This year, Saline Area Schools hired its largest incoming class of teachers in years. There are 13 new staff members in the school district this year. Over the next few weeks, we'll introduce you to them.
Today, we introduce you to Madelyn Clark.
Name: Madelyn Clark
What/where I teach: English at Saline High School and French at Saline Middle School
Hometown: Ann Arbor
What university did you graduate from? Hope College
What is your previous teaching or work experience? After graduating, I worked as a long-term substitute in a seventh grade English classroom at Greenhills School in Ann Arbor.

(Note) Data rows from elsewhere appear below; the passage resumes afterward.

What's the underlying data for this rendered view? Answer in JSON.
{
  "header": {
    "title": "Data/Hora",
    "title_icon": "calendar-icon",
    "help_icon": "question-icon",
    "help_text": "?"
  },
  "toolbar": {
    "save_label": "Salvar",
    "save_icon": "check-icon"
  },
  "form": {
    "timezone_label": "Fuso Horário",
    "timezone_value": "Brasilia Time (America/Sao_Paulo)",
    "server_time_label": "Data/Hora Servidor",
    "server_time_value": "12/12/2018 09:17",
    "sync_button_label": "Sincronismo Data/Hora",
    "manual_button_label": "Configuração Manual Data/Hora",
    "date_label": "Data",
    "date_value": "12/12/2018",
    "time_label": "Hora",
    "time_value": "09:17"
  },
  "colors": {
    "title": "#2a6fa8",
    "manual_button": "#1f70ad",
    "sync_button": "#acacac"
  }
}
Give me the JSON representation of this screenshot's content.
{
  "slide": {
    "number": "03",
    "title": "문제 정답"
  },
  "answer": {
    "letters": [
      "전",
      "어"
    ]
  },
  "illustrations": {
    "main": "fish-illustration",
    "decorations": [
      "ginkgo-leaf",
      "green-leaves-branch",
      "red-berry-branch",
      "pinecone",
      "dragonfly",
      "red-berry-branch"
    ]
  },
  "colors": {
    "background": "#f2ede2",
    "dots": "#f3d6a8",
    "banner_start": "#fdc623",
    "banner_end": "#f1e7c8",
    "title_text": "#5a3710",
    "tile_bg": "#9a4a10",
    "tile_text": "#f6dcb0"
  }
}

Why did I decide on teaching as a profession? And why did I choose my specific subject/area? I have wanted to teach ever since I could convince my younger brother and sister to be my "students" in a "classroom" located in our basement. Teaching has been a dream of mine for a long time. Truly, what ultimately convinced me to choose teaching as a profession was my experience as a student. I adored being in the classroom, and I had a myriad of teachers whom I admired and respected. Perhaps the shortest and most accurate answer to the question of why I chose to teach English is: "It's my favorite subject." Both reading and writing are therapeutic for me, and I love the discussions with students that arise as a result of reading literature and practicing analysis.
Describe a satisfying moment you have experienced as a teacher. I will describe one of my first satisfying moments as a teacher because it is one of the more poignant memories I have. During my semester of student teaching, I put together a poetry unit for my seventh graders. There were of course a host of skeptics; however, I had made it a goal to get my students enjoying poetry. One student in particular seemed very averse to the idea of writing poetry. Actually, to be quite honest, he seemed averse to doing just about anything in English class! About a week into the unit, he approached me during class and thrust a piece of paper towards me. "Here," he said gruffly. I began reading the words on the page to discover that this student had not only written the kind of poem I had assigned, but he had even taken the time to rhyme each line. It was clear to me that, despite his blasé attitude, he had put some effort and thought into this and was quite excited to show me the finished product. I told him what a great job he had done and that he should be proud of his work. He smiled and then walked back to his seat. Unbeknownst to me, my mentor teacher had been watching our entire interaction. She walked up behind me and whispered in my ear, "I have yet to see that kid smile so big." His smile and those words were deeply satisfying. Knowing that my encouragement could make a difference in how a student perceives himself and realizing that there is an "inner poet" or an "inner mathematician" or an "inner public speaker" in every student that is simply waiting to be reached, made me feel satisfied and content with my career choice.
Who was your favorite teacher and why? Monica Harrold, Jennifer Walsh, and Amy Vail. Mrs. Harrold was my 1st and 2nd grade teacher, and I remember feeling so loved and cared for in her classroom. Mrs. Walsh inspired me to be an English teacher; her reading and writing workshops were my favorite part of 8th grade. Mrs. Vail stood in front of us on the first day of sophomore year and could not contain her excitement about teaching. I respected her opinion and feedback more than anyone!
What is something about you that might surprise your students? If I couldn't teach, I would write greeting cards or renovate old and damaged houses.
How do you like to spend your time away from class? On a rainy, cold day, you'll find me holed up in a coffee shop, reading and drinking exorbitant amounts of coffee. During the summer, I would be at the beach and barbecue every day if I could. I enjoy spending time with friends and family, baking, traveling, watching movies, and buying Vera Bradley bags.